She lived in St. Louis and then in Trenton before graduating from Barnard College in Manhattan in 1970. By that time, she married and separated from her first husband, a law student, and attempted suicide several times. She had also begun to find her voice as a poet, according to Davis, a Barnard classmate who said they performed each other after receiving advice from members of the last poets, an early hip hop group.

Ms. Shange received a master’s degree in American Studies from the University of Southern California in 1973 and settled in New York two years later, along with a friend, choreographer Paula Moss, who created the dances for an early version of “For Colored Girls.” [19659019] Their production of work, on venues including the Nuyorican Poets Cafe in the Lower East Side, drew attention to Woodie King Jr., a producer who helped Polish verses to a game. It received an Obie Award and a Tony Award nomination for best game. During the first three weeks of Broadway, Ms Shange was presented as Lady in Orange.

The game was adapted to a movie from 2010 by director Tyler Perry, with Thandie Newton, Anika Noni Rose, Kerry Washington and Janet Jackson. 19659021] In the aftermath of “For Colored Girls,” Ms Shange said she was struggling with addiction, bipolar disorder and eventually physical illness. Still, she continued to write, wrecking theater works that featured “Spell No. 7” (1979), which featured black actors who discussed the indignities of working in a white-dominated industry and “Lost in Language and Sound: Or How I Found My Way to Art “(2013), an autobiographical piece she described as a” choreoessay “.

As a writer, Ms. Shange was famous for a style that imitated natural speech using slashes, unusual spellings and abbreviations to “mirror languages ​​as I hear it.” Her books included the novel “Some Sing, Some Cry” (2010), written with her sister Ifa Bayeza, about seven generations of a fictional African American family; and the poetry collection “Wild Beauty: New and Selected Poems” (2017), which included Spanish-language translations that Ms Shange ordered to reach readers in Latin America.
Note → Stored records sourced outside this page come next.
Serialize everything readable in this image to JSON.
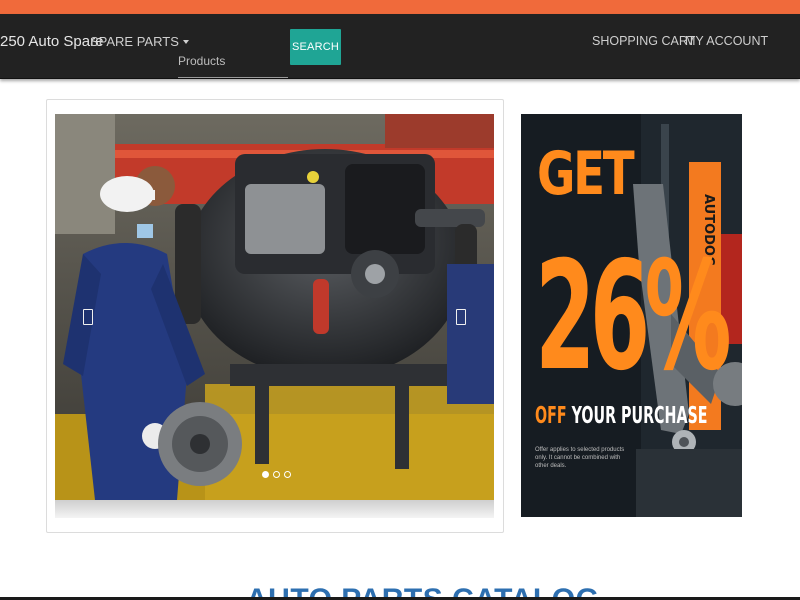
{
  "brand": {
    "name": "250 Auto Spare"
  },
  "nav": {
    "spare_parts_label": "SPARE PARTS",
    "search_placeholder": "Products",
    "search_button": "SEARCH",
    "shopping_cart": "SHOPPING CART",
    "my_account": "MY ACCOUNT"
  },
  "carousel": {
    "slide_count": 3,
    "active_index": 0
  },
  "promo": {
    "line1": "GET",
    "percent": "26%",
    "off": "OFF",
    "your_purchase": "YOUR PURCHASE",
    "fine_print": "Offer applies to selected products only. It cannot be combined with other deals.",
    "brand_box_text": "AUTODOC"
  },
  "section": {
    "title": "AUTO PARTS CATALOG"
  },
  "colors": {
    "top_strip": "#f06a3b",
    "navbar": "#222222",
    "search_button": "#1fa595",
    "promo_accent": "#ff8a1c",
    "section_title": "#2d6fb0"
  }
}
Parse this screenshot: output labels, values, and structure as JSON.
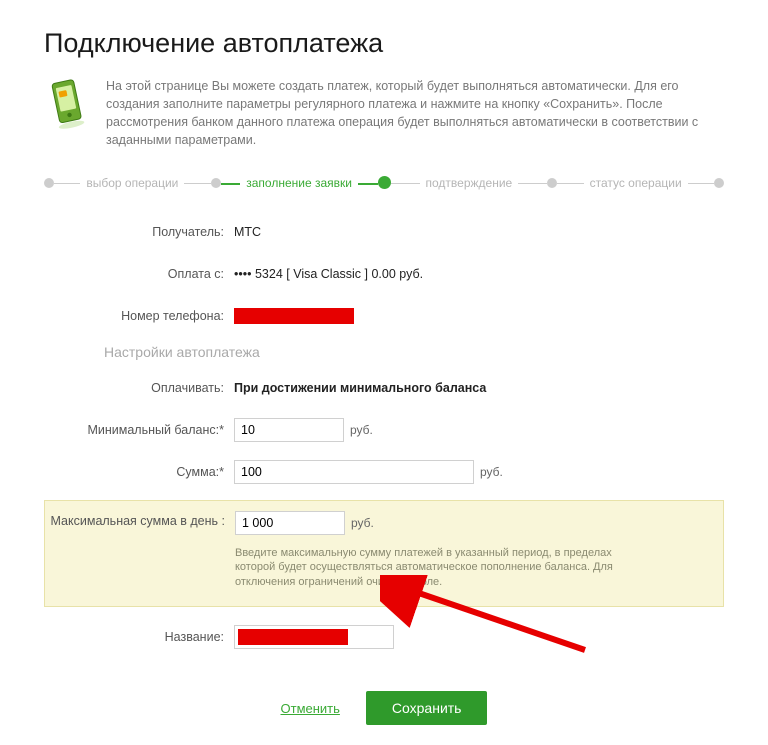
{
  "page": {
    "title": "Подключение автоплатежа",
    "intro": "На этой странице Вы можете создать платеж, который будет выполняться автоматически. Для его создания заполните параметры регулярного платежа и нажмите на кнопку «Сохранить». После рассмотрения банком данного платежа операция будет выполняться автоматически в соответствии с заданными параметрами."
  },
  "stepper": {
    "s1": "выбор операции",
    "s2": "заполнение заявки",
    "s3": "подтверждение",
    "s4": "статус операции"
  },
  "form": {
    "recipient_label": "Получатель:",
    "recipient_value": "МТС",
    "payfrom_label": "Оплата с:",
    "payfrom_value": "•••• 5324  [ Visa Classic ]  0.00  руб.",
    "phone_label": "Номер телефона:",
    "section_title": "Настройки автоплатежа",
    "paywhen_label": "Оплачивать:",
    "paywhen_value": "При достижении минимального баланса",
    "minbal_label": "Минимальный баланс:*",
    "minbal_value": "10",
    "sum_label": "Сумма:*",
    "sum_value": "100",
    "maxday_label": "Максимальная сумма в день :",
    "maxday_value": "1 000",
    "maxday_hint": "Введите максимальную сумму платежей в указанный период, в пределах которой будет осуществляться автоматическое пополнение баланса. Для отключения ограничений очистите поле.",
    "name_label": "Название:",
    "unit": "руб."
  },
  "buttons": {
    "cancel": "Отменить",
    "save": "Сохранить"
  }
}
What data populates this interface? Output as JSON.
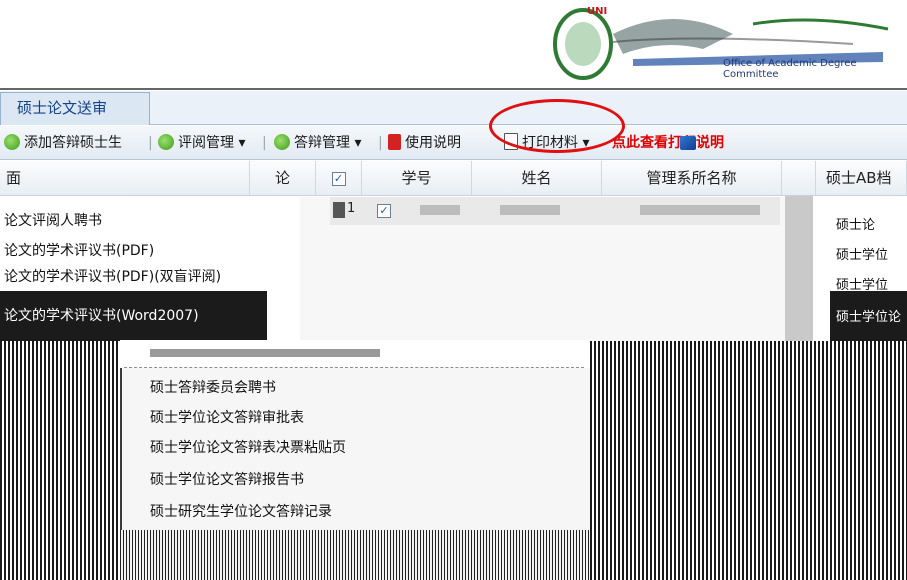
{
  "header": {
    "logo_text": "UNI",
    "logo_caption": "Office of Academic Degree Committee"
  },
  "tabs": [
    {
      "label": "硕士论文送审"
    }
  ],
  "toolbar": {
    "add_candidate": "添加答辩硕士生",
    "review_manage": "评阅管理",
    "defense_manage": "答辩管理",
    "usage_guide": "使用说明",
    "print_materials": "打印材料",
    "print_hint": "点此查看打印说明"
  },
  "grid": {
    "headers": {
      "left_fragment": "面",
      "col_fragment": "论",
      "student_id": "学号",
      "name": "姓名",
      "dept": "管理系所名称",
      "right_fragment": "硕士AB档封"
    },
    "row_number": "1",
    "row_check": "✓"
  },
  "left_menu": {
    "items": [
      "论文评阅人聘书",
      "论文的学术评议书(PDF)",
      "论文的学术评议书(PDF)(双盲评阅)",
      "论文的学术评议书(Word2007)"
    ]
  },
  "print_menu": {
    "items": [
      "硕士答辩委员会聘书",
      "硕士学位论文答辩审批表",
      "硕士学位论文答辩表决票粘贴页",
      "硕士学位论文答辩报告书",
      "硕士研究生学位论文答辩记录"
    ]
  },
  "right_column": {
    "items": [
      "硕士论",
      "硕士学位",
      "硕士学位",
      "硕士学位论"
    ]
  },
  "colors": {
    "accent": "#15428b",
    "highlight_red": "#e00000"
  }
}
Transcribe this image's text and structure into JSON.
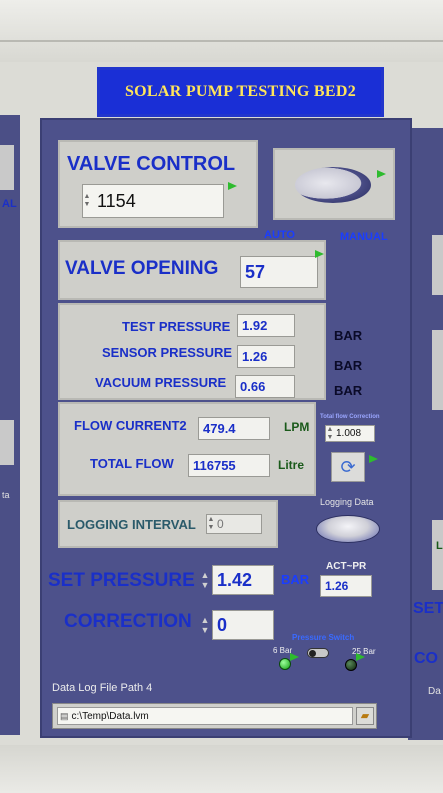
{
  "title": "SOLAR PUMP TESTING BED2",
  "valve_control": {
    "label": "VALVE CONTROL",
    "value": "1154"
  },
  "mode_switch": {
    "auto_label": "AUTO",
    "manual_label": "MANUAL"
  },
  "valve_opening": {
    "label": "VALVE OPENING",
    "value": "57"
  },
  "pressures": {
    "unit": "BAR",
    "rows": [
      {
        "label": "TEST PRESSURE",
        "value": "1.92"
      },
      {
        "label": "SENSOR PRESSURE",
        "value": "1.26"
      },
      {
        "label": "VACUUM PRESSURE",
        "value": "0.66"
      }
    ]
  },
  "flow": {
    "current_label": "FLOW CURRENT2",
    "current_value": "479.4",
    "current_unit": "LPM",
    "total_label": "TOTAL FLOW",
    "total_value": "116755",
    "total_unit": "Litre",
    "correction_label": "Total flow Correction",
    "correction_value": "1.008"
  },
  "logging": {
    "interval_label": "LOGGING INTERVAL",
    "interval_value": "0",
    "data_label": "Logging Data"
  },
  "set_pressure": {
    "label": "SET PRESSURE",
    "value": "1.42",
    "unit": "BAR",
    "act_label": "ACT~PR",
    "act_value": "1.26"
  },
  "correction": {
    "label": "CORRECTION",
    "value": "0"
  },
  "pressure_switch": {
    "label": "Pressure Switch",
    "opt_low": "6 Bar",
    "opt_high": "25 Bar"
  },
  "file_path": {
    "label": "Data Log File Path 4",
    "value": "c:\\Temp\\Data.lvm"
  },
  "side_fragments": {
    "left_text": "AL",
    "left_small": "ta",
    "right_set": "SET",
    "right_co": "CO",
    "right_l": "L",
    "right_da": "Da"
  },
  "colors": {
    "panel": "#4d518b",
    "label_blue": "#1a2fc8",
    "title_bg": "#1a2fd6",
    "title_text": "#ffe55a",
    "led_green": "#2ebb2e"
  }
}
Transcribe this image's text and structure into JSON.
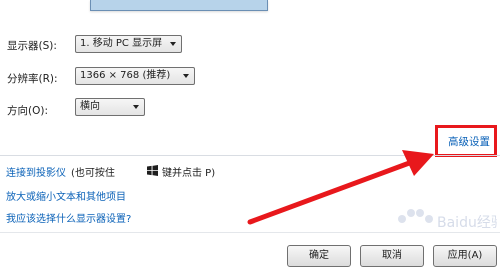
{
  "display_row": {
    "label": "显示器(S):",
    "value": "1. 移动 PC 显示屏"
  },
  "resolution_row": {
    "label": "分辨率(R):",
    "value": "1366 × 768 (推荐)"
  },
  "orientation_row": {
    "label": "方向(O):",
    "value": "横向"
  },
  "advanced_settings_link": "高级设置",
  "projector_link": "连接到投影仪",
  "projector_hint_prefix": "(也可按住",
  "projector_hint_suffix": "键并点击 P)",
  "text_size_link": "放大或缩小文本和其他项目",
  "which_settings_link": "我应该选择什么显示器设置?",
  "buttons": {
    "ok": "确定",
    "cancel": "取消",
    "apply": "应用(A)"
  },
  "watermark_text": "Baidu经验",
  "colors": {
    "link": "#0b62b8",
    "highlight": "#e8181c"
  }
}
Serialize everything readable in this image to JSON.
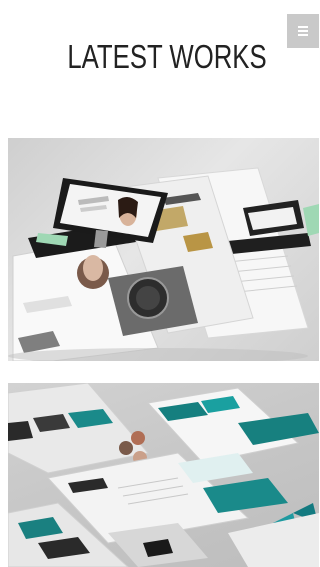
{
  "header": {
    "title": "LATEST WORKS",
    "menu_icon": "hamburger-menu-icon"
  },
  "works": [
    {
      "name": "portfolio-item-1",
      "style": "isometric website mockups — fashion / watch layouts",
      "accent": "#8fd4a8"
    },
    {
      "name": "portfolio-item-2",
      "style": "isometric website mockups — teal corporate layouts",
      "accent": "#1e8c8c"
    }
  ]
}
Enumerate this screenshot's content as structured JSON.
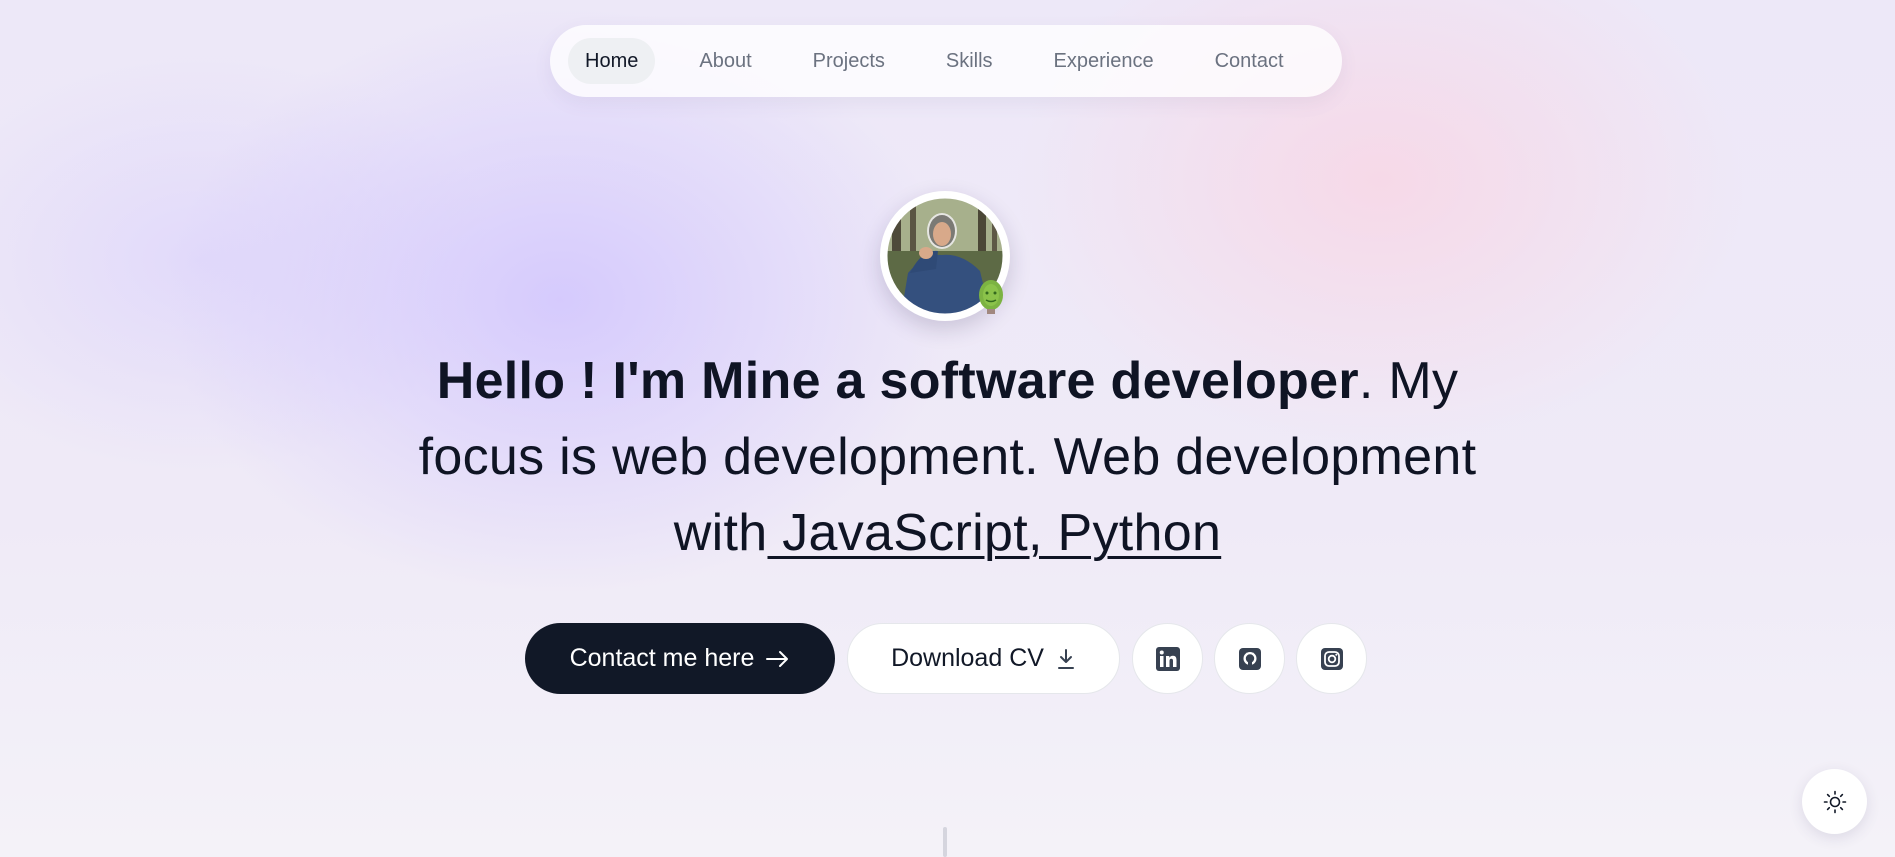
{
  "nav": {
    "items": [
      {
        "label": "Home",
        "active": true
      },
      {
        "label": "About",
        "active": false
      },
      {
        "label": "Projects",
        "active": false
      },
      {
        "label": "Skills",
        "active": false
      },
      {
        "label": "Experience",
        "active": false
      },
      {
        "label": "Contact",
        "active": false
      }
    ]
  },
  "hero": {
    "headline_bold": "Hello ! I'm Mine a software developer",
    "headline_rest": ". My focus is web development. Web development with",
    "headline_tech": " JavaScript, Python"
  },
  "actions": {
    "contact_label": "Contact me here",
    "contact_icon": "arrow-right-icon",
    "download_label": "Download CV",
    "download_icon": "download-icon"
  },
  "social": [
    {
      "icon": "linkedin-icon"
    },
    {
      "icon": "github-icon"
    },
    {
      "icon": "instagram-icon"
    }
  ],
  "theme_toggle": {
    "icon": "sun-icon"
  },
  "colors": {
    "primary_button": "#111827",
    "text": "#0f1424",
    "nav_inactive": "#6b7280",
    "icon_dark": "#374151"
  }
}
She taught at several universities and also received a Guggenheim community honored, including a Pushcart award.

Her marriage to the artist McArthur Binion and jazz musician David Murray ended in divorce. In addition to her daughter, from her marriage to Binion, survivors contain two sisters; a brother; and a grandson.

In interviews, Ms Shange often said that she was trying to build a heritage where black culture was memorialized and preserved. When asked if the poet could do that, she was stuck.

“You must continue to act as if it is enough,” she told some friends 2013, according to the New York Times. “You must continue to confirm it and take it to you. You must keep hoping it will move in the mountain.”

Published by